> _DATA TO PROCESS_
-------

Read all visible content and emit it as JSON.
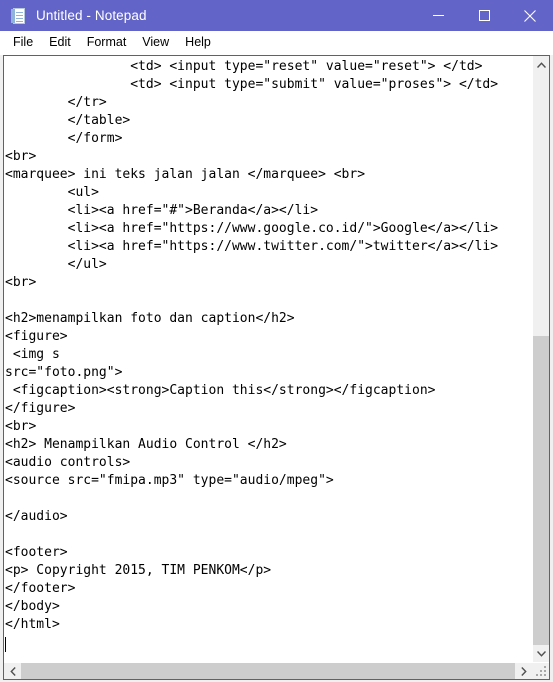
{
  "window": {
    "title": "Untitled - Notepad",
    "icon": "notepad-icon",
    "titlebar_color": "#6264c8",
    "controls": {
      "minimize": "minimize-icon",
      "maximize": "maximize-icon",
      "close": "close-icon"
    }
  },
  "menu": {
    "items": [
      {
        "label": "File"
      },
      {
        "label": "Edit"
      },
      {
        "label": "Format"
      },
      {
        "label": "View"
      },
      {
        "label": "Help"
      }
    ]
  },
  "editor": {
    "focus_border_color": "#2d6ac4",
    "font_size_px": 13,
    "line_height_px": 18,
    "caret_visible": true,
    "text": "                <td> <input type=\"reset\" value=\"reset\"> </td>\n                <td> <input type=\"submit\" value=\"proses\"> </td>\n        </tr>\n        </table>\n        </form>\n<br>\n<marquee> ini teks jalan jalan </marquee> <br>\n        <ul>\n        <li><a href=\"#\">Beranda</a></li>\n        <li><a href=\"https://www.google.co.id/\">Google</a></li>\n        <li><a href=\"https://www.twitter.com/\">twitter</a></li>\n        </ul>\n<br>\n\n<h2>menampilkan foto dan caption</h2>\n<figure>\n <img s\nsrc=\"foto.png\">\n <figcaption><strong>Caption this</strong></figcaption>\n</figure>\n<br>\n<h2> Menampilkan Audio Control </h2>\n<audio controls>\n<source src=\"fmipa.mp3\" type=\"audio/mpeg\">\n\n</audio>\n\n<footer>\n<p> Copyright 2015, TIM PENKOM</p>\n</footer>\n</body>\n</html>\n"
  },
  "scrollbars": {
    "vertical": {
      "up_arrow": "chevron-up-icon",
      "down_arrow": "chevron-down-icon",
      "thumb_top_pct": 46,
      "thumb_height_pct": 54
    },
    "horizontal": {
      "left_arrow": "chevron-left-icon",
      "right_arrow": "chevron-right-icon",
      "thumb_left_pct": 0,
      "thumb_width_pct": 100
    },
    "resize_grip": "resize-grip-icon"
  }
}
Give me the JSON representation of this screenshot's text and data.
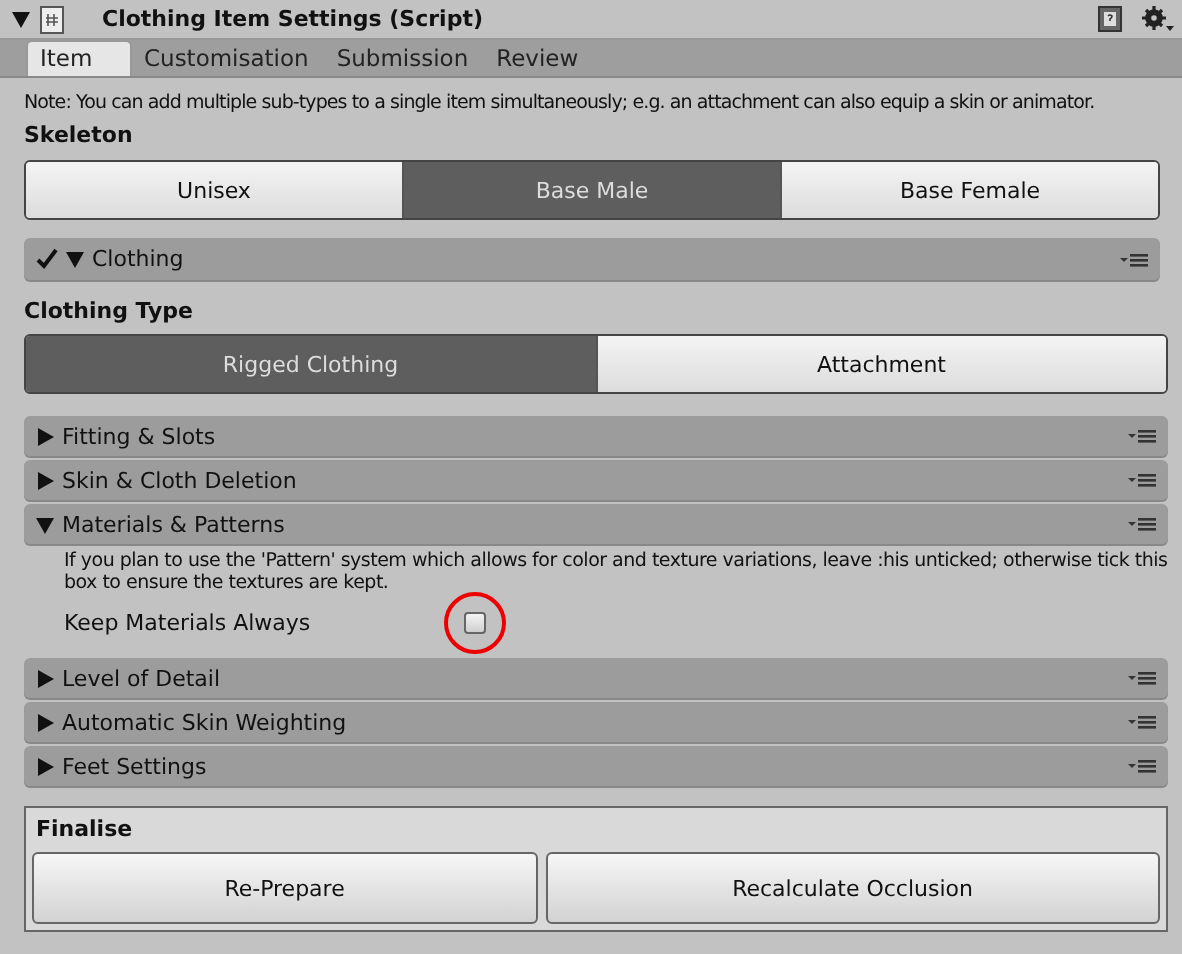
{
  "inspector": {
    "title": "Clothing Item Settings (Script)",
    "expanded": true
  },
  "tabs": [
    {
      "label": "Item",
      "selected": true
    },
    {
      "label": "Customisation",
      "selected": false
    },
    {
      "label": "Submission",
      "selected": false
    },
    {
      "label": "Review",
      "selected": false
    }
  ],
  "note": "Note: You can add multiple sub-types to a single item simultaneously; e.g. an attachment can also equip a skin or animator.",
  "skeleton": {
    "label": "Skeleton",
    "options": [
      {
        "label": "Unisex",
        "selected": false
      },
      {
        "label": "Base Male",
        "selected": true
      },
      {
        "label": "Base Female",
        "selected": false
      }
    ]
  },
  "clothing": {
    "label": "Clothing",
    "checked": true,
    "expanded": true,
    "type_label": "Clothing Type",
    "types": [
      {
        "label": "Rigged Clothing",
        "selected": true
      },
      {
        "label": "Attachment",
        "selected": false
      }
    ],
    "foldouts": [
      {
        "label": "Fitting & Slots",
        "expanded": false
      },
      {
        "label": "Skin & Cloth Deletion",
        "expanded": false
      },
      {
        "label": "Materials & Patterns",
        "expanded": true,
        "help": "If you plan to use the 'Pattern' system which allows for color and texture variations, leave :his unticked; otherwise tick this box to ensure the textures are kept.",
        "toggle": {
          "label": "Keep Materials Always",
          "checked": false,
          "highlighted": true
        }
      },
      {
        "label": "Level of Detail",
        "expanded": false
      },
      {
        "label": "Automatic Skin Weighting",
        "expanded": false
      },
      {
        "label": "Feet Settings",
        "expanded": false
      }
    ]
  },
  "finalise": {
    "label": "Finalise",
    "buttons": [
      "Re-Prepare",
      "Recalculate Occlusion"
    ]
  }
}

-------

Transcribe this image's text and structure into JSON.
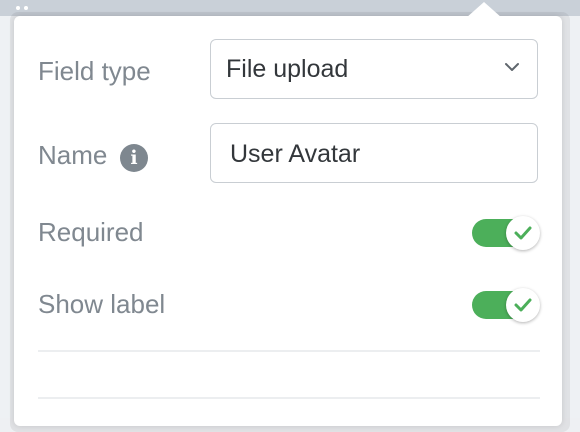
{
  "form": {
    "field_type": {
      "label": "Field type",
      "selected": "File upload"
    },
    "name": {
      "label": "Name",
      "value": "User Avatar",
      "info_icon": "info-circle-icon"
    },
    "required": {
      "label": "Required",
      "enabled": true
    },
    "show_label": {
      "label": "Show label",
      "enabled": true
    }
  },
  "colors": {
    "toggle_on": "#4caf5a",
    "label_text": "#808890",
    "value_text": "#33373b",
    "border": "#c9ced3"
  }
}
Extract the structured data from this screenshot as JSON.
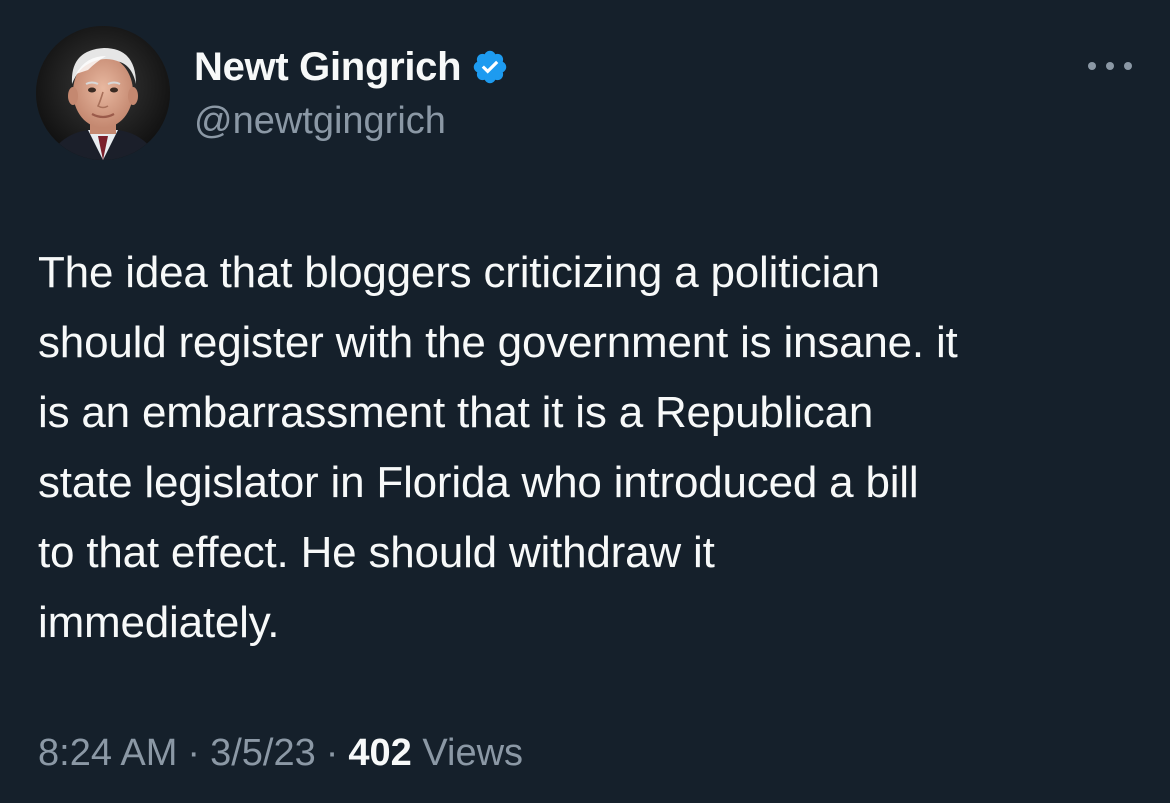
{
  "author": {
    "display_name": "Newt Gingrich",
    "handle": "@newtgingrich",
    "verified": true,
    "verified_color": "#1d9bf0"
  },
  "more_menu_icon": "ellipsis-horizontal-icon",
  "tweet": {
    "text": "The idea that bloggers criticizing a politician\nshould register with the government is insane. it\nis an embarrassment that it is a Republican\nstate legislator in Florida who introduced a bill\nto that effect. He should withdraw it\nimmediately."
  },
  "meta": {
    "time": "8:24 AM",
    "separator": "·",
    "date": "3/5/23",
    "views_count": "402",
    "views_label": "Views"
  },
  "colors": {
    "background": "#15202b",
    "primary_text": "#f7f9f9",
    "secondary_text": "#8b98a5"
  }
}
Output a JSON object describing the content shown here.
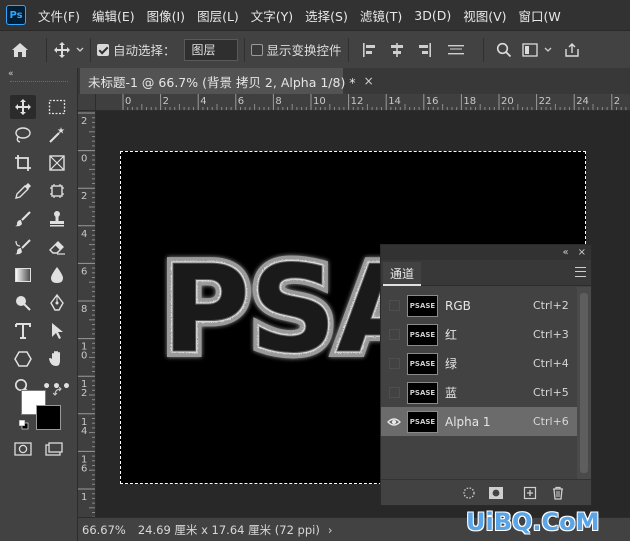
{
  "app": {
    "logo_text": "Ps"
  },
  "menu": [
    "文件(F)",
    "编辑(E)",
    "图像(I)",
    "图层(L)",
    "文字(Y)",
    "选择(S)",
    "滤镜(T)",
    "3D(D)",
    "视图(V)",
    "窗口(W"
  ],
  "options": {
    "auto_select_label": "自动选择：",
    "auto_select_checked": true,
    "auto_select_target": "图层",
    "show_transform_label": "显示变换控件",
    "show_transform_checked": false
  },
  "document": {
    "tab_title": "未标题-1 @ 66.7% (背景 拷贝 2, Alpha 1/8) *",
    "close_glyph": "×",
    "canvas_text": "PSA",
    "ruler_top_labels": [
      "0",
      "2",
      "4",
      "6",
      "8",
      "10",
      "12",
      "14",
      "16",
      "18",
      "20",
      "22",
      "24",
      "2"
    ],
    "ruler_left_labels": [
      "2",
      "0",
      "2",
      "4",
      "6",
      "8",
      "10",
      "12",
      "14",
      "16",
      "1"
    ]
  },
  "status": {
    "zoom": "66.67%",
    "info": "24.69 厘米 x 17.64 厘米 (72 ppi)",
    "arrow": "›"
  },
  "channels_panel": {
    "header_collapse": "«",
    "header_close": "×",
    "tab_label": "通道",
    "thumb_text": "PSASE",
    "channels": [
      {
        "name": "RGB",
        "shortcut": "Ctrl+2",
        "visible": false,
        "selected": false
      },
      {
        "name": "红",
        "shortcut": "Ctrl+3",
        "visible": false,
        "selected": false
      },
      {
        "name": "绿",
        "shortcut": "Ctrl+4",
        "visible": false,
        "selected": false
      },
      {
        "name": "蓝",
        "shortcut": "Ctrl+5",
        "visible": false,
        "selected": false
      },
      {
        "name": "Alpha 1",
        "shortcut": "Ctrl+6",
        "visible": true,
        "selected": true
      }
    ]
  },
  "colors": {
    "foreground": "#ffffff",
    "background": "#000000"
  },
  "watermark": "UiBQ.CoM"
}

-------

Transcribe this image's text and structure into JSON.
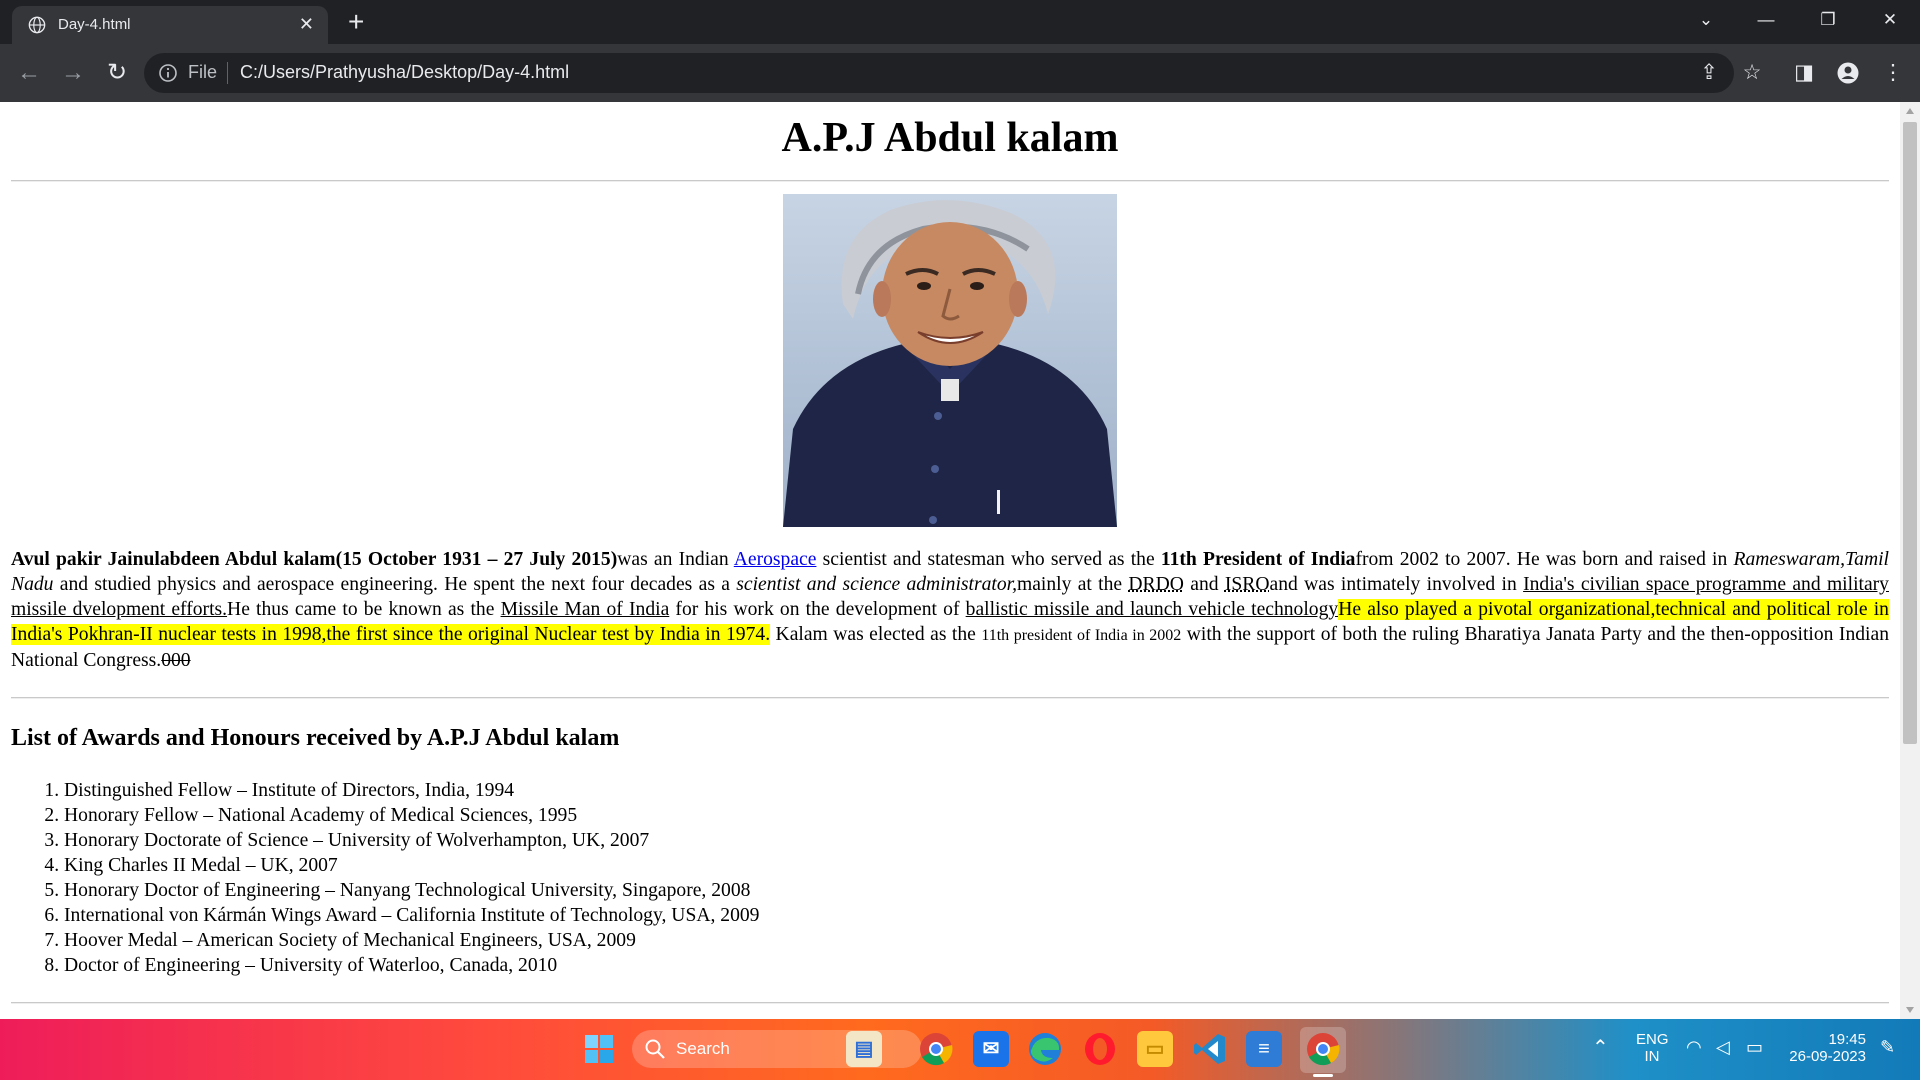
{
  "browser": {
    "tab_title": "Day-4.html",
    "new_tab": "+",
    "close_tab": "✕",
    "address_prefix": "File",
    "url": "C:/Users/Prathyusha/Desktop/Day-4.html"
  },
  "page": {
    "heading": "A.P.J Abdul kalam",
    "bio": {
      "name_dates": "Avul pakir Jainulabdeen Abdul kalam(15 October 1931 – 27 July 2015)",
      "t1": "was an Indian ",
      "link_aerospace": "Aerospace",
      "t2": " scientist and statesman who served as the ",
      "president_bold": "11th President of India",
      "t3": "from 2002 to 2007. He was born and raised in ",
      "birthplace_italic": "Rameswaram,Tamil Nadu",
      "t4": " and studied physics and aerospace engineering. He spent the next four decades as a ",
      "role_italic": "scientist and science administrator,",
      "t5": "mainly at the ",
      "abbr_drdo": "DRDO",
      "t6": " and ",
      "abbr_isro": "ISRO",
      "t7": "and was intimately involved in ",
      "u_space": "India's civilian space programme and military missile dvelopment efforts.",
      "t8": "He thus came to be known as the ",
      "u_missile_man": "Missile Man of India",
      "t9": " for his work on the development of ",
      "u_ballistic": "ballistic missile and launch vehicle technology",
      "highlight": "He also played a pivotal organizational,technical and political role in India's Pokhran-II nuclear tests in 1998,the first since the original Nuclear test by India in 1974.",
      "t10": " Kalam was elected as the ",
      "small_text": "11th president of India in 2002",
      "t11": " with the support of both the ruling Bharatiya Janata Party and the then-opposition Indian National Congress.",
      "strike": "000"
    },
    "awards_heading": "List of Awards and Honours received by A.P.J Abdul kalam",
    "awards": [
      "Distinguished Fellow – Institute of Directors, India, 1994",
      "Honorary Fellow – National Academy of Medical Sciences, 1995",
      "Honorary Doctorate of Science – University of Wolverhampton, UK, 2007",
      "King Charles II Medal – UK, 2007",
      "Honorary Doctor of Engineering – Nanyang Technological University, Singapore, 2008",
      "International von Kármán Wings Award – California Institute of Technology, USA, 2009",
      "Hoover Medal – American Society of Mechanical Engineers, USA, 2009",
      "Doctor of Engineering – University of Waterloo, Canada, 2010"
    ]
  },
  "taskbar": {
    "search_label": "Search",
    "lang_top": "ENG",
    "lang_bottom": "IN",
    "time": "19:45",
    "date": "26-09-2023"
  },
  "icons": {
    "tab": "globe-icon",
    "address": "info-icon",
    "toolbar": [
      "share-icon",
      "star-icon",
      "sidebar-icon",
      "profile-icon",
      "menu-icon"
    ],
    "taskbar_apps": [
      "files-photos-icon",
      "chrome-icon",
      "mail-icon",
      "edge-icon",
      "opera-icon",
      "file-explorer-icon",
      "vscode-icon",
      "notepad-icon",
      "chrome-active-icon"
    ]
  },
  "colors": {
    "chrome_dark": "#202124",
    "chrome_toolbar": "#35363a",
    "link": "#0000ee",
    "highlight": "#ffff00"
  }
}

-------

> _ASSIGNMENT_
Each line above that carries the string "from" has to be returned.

> _FINISHED EXERCISE_
Extract the structured data from this screenshot as JSON.
      "t3": "from 2002 to 2007. He was born and raised in ",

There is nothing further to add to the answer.